Task item -> Going through the data below, find how many lines include the word "text", and reply with that number alone.

Extracted data ->
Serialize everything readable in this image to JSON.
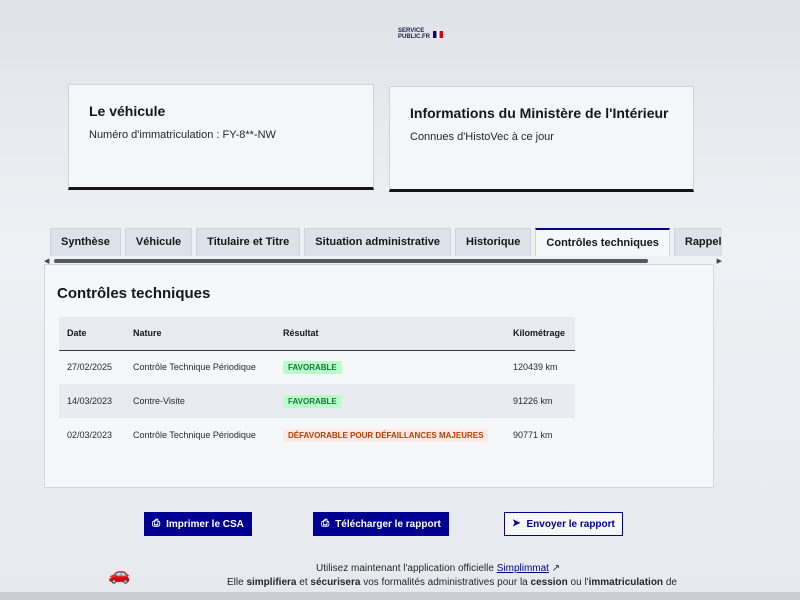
{
  "logo": {
    "line1": "SERVICE",
    "line2": "PUBLIC.FR"
  },
  "vehicle_card": {
    "title": "Le véhicule",
    "text": "Numéro d'immatriculation : FY-8**-NW"
  },
  "info_card": {
    "title": "Informations du Ministère de l'Intérieur",
    "text": "Connues d'HistoVec à ce jour"
  },
  "tabs": [
    {
      "label": "Synthèse"
    },
    {
      "label": "Véhicule"
    },
    {
      "label": "Titulaire et Titre"
    },
    {
      "label": "Situation administrative"
    },
    {
      "label": "Historique"
    },
    {
      "label": "Contrôles techniques"
    },
    {
      "label": "Rappels constructeur"
    }
  ],
  "active_tab": "Contrôles techniques",
  "panel": {
    "title": "Contrôles techniques",
    "columns": [
      "Date",
      "Nature",
      "Résultat",
      "Kilométrage"
    ],
    "rows": [
      {
        "date": "27/02/2025",
        "nature": "Contrôle Technique Périodique",
        "result": "FAVORABLE",
        "km": "120439 km"
      },
      {
        "date": "14/03/2023",
        "nature": "Contre-Visite",
        "result": "FAVORABLE",
        "km": "91226 km"
      },
      {
        "date": "02/03/2023",
        "nature": "Contrôle Technique Périodique",
        "result": "DÉFAVORABLE POUR DÉFAILLANCES MAJEURES",
        "km": "90771 km"
      }
    ]
  },
  "buttons": {
    "print": "Imprimer le CSA",
    "download": "Télécharger le rapport",
    "send": "Envoyer le rapport"
  },
  "footer": {
    "line1_prefix": "Utilisez maintenant l'application officielle",
    "line1_link": "Simplimmat",
    "line2_a": "Elle ",
    "line2_b": "simplifiera",
    "line2_c": " et ",
    "line2_d": "sécurisera",
    "line2_e": " vos formalités administratives pour la ",
    "line2_f": "cession",
    "line2_g": " ou l'",
    "line2_h": "immatriculation",
    "line2_i": " de"
  },
  "colors": {
    "primary": "#000091",
    "success": "#18753c",
    "error": "#b34000"
  }
}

Solution -> 2